    1a. Are you using box or capsole coliders on your objects to detect collision and/or trigger triggers, or are you also using your own method for collision detection?

    2. Curious, why did you choose to generate your own lights and 2D shadows instead of using the built in 3D lighting features in Unity? (i.e. Performance, control, avoiding 3D-to-2D gymnastics, etc..)

    3. Very interesting technique. So if I understand correctly, you have a script attached to most above-ground objects that generates the shadow mesh you described when the object is instantiated. The sun shadow mesh is generated using vertices that correspond to the bottom and side edges of the object mesh (4 vertices per edge, 2 shadow base and 2 shadow tip). The quads representing each shadow-casting edge are stretched along the sun shadow vector by moving the shadow tip vectors according to the vertex color alpha value on the shadow tip vectors. This is performed by a custom vertex shader on a material applied to the sun shadow mesh. The sun shadow vector is updated in real-time by the CPU.

    3a. I also notice that you have a slight ‘border shadow’ surrounding some of the above-ground objects and structures. Is this the edge shadow mesh (fake SSAO) you mentioned? Are you using a similar method for generating this shadow by creating another shadow mesh slightly larger than the object? (The shadow looks rounded and gradient, are you using a fragment shader?)

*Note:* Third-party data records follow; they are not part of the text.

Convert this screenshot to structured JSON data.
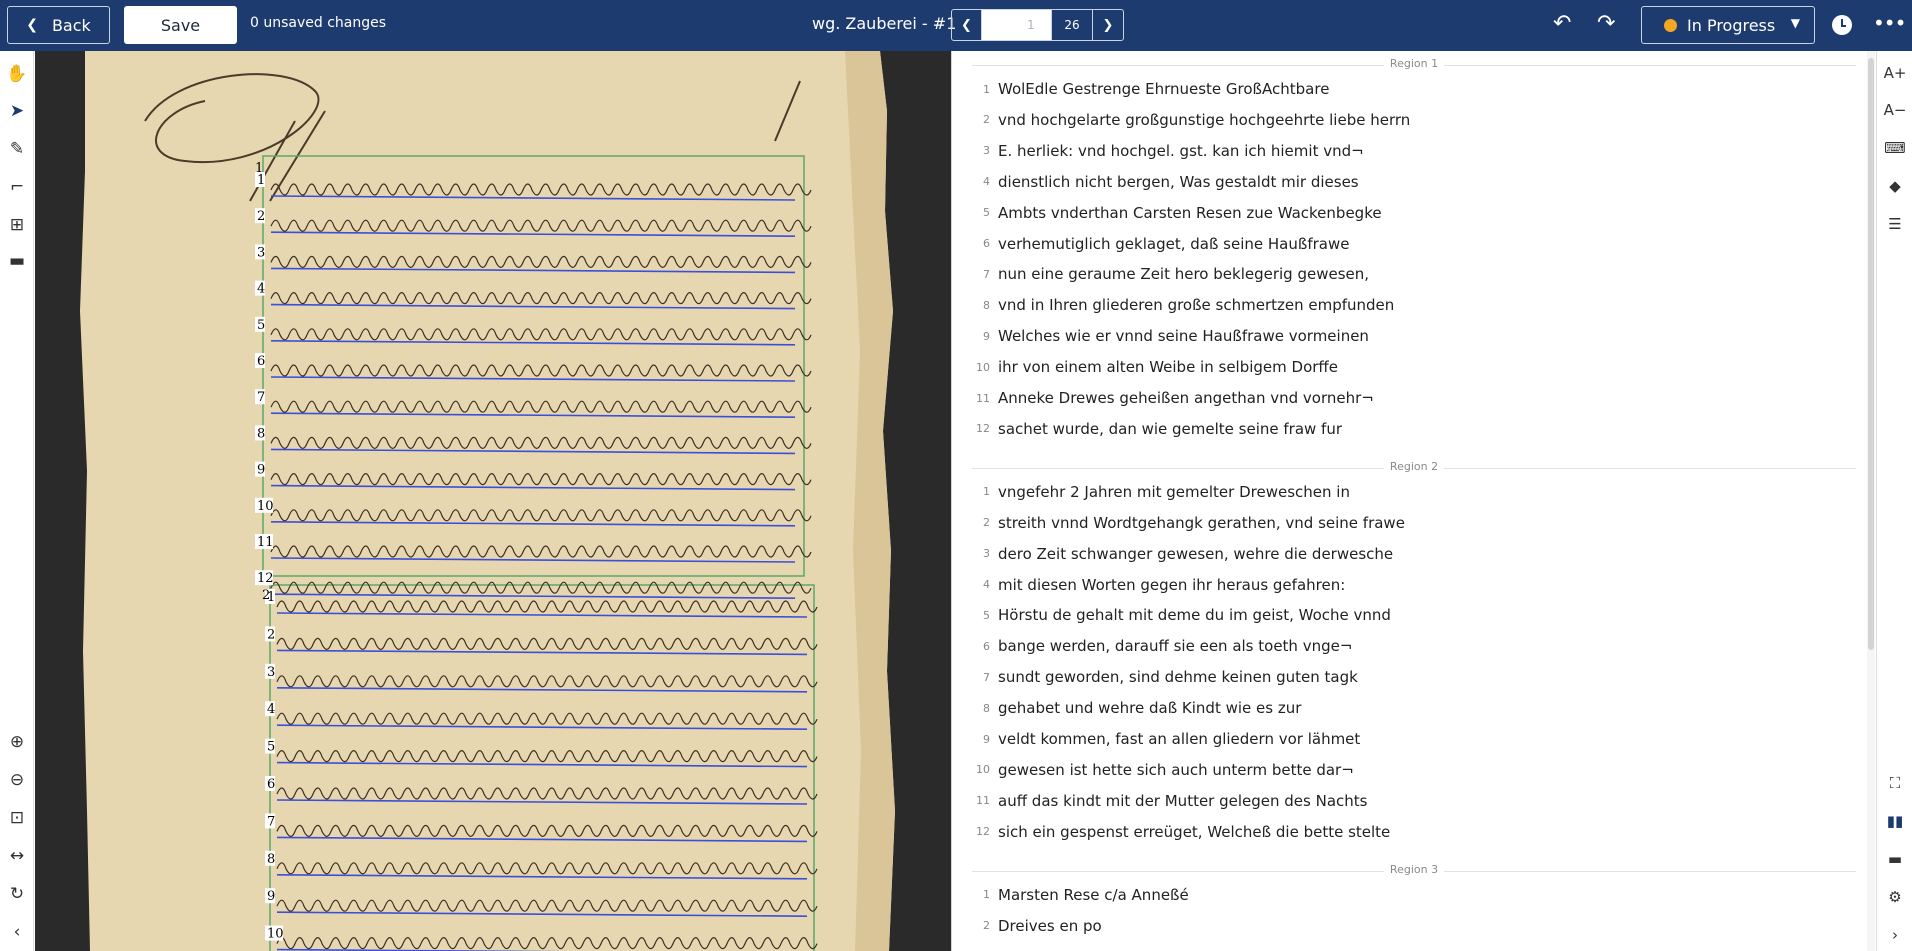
{
  "topbar": {
    "back_label": "Back",
    "save_label": "Save",
    "unsaved_text": "0 unsaved changes",
    "doc_title": "wg. Zauberei - #1",
    "page_input_placeholder": "1",
    "page_total": "26",
    "status_label": "In Progress",
    "status_color": "#f5a623",
    "icons": {
      "back": "chevron-left-icon",
      "prev_page": "chevron-left-icon",
      "next_page": "chevron-right-icon",
      "undo": "undo-icon",
      "redo": "redo-icon",
      "status_caret": "chevron-down-icon",
      "history": "history-icon",
      "more": "more-horizontal-icon"
    }
  },
  "left_toolbar": {
    "tools": [
      "hand-icon",
      "pointer-icon",
      "pen-icon",
      "crop-icon",
      "layout-icon",
      "ruler-icon"
    ],
    "active_tool": "pointer-icon",
    "view_tools": [
      "zoom-in-icon",
      "zoom-out-icon",
      "fit-icon",
      "fit-width-icon",
      "rotate-icon",
      "collapse-left-icon"
    ]
  },
  "image_area": {
    "region_labels": [
      "1",
      "2"
    ],
    "line_numbers_region1": [
      "1",
      "2",
      "3",
      "4",
      "5",
      "6",
      "7",
      "8",
      "9",
      "10",
      "11",
      "12"
    ],
    "line_numbers_region2": [
      "1",
      "2",
      "3",
      "4",
      "5",
      "6",
      "7",
      "8",
      "9",
      "10"
    ],
    "region_box_color": "#5aa86a",
    "baseline_color": "#3b4fd8"
  },
  "transcript": {
    "regions": [
      {
        "label": "Region 1",
        "lines": [
          {
            "n": "1",
            "text": "WolEdle Gestrenge Ehrnueste GroßAchtbare"
          },
          {
            "n": "2",
            "text": "vnd hochgelarte großgunstige hochgeehrte liebe herrn"
          },
          {
            "n": "3",
            "text": "E. herliek: vnd hochgel. gst. kan ich hiemit vnd¬"
          },
          {
            "n": "4",
            "text": "dienstlich nicht bergen, Was gestaldt mir dieses"
          },
          {
            "n": "5",
            "text": "Ambts vnderthan Carsten Resen zue Wackenbegke"
          },
          {
            "n": "6",
            "text": "verhemutiglich geklaget, daß seine Haußfrawe"
          },
          {
            "n": "7",
            "text": "nun eine geraume Zeit hero beklegerig gewesen,"
          },
          {
            "n": "8",
            "text": "vnd in Ihren gliederen große schmertzen empfunden"
          },
          {
            "n": "9",
            "text": "Welches wie er vnnd seine Haußfrawe vormeinen"
          },
          {
            "n": "10",
            "text": "ihr von einem alten Weibe in selbigem Dorffe"
          },
          {
            "n": "11",
            "text": "Anneke Drewes geheißen angethan vnd vornehr¬"
          },
          {
            "n": "12",
            "text": "sachet wurde, dan wie gemelte seine fraw fur"
          }
        ]
      },
      {
        "label": "Region 2",
        "lines": [
          {
            "n": "1",
            "text": "vngefehr 2 Jahren mit gemelter Dreweschen in"
          },
          {
            "n": "2",
            "text": "streith vnnd Wordtgehangk gerathen, vnd seine frawe"
          },
          {
            "n": "3",
            "text": "dero Zeit schwanger gewesen, wehre die derwesche"
          },
          {
            "n": "4",
            "text": "mit diesen Worten gegen ihr heraus gefahren:"
          },
          {
            "n": "5",
            "text": "Hörstu de gehalt mit deme du im geist, Woche vnnd"
          },
          {
            "n": "6",
            "text": "bange werden, darauff sie een als toeth vnge¬"
          },
          {
            "n": "7",
            "text": "sundt geworden, sind dehme keinen guten tagk"
          },
          {
            "n": "8",
            "text": "gehabet und wehre daß Kindt wie es zur"
          },
          {
            "n": "9",
            "text": "veldt kommen, fast an allen gliedern vor lähmet"
          },
          {
            "n": "10",
            "text": "gewesen ist hette sich auch unterm bette dar¬"
          },
          {
            "n": "11",
            "text": "auff das kindt mit der Mutter gelegen des Nachts"
          },
          {
            "n": "12",
            "text": "sich ein gespenst erreüget, Welcheß die bette stelte"
          }
        ]
      },
      {
        "label": "Region 3",
        "lines": [
          {
            "n": "1",
            "text": "Marsten Rese c/a Anneßé"
          },
          {
            "n": "2",
            "text": "Dreives en po"
          }
        ]
      }
    ]
  },
  "right_toolbar": {
    "icons": [
      "font-increase-icon",
      "font-decrease-icon",
      "keyboard-icon",
      "tag-icon",
      "list-icon",
      "fullscreen-icon",
      "columns-icon",
      "rows-icon",
      "settings-icon",
      "collapse-right-icon"
    ],
    "labels": {
      "font_increase": "A+",
      "font_decrease": "A−"
    }
  }
}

    4. So, the light may spill (crawl) and attenuate around a corner to a tile if the tile falls within the calculated light distance (using Djikstra’s algorithm)? Are you iterating for the distance of nearby tiles as a unit (quads in the mesh) or individual vertex distances? Are you adjusting vertex colors values based on light distances/color and you using a fragment shader on a material to produce the effect?

    So, your point lights are just game objects with a custom script that manipulates vertex color values on the tesselated sheet?

    Ok, so the tesselated (love that word) sheet. Is this is a texture-less mesh composed of a grid of quads, broken into chunks (of say 16×16 quads each)? Have you written a shader that can multiply the color values of all vertices below it along the same z axis? I’m relatively new to shaders, I didn’t know that you could access and modify vertices outside of the current vertex being processed?

    Thank you again for taking time to answer my newb questions. I find this subject fascinating and challenging. Your descriptions are very concise and informative and very helpful to me.

  5. The depth you’re looking for is a beyond article comments at this point. Maybe I’ll write a full article about this some day; at the moment I have to work on the game sadly.

    In general, though, there are no gameobjects or unity components at all in RimWorld. I did a custom system for tracking all objects, ticking them, and doing all object interactions because Unity can’t do what I needed (thousands of lightweight objects in a tile-based world). There are no scripts attached to anything; it’s all in the RW codebase.

  6. Chris

    Tynan, thanks for the time you took to answer my questions. Now your got me totally intrigued. Best if luck to you.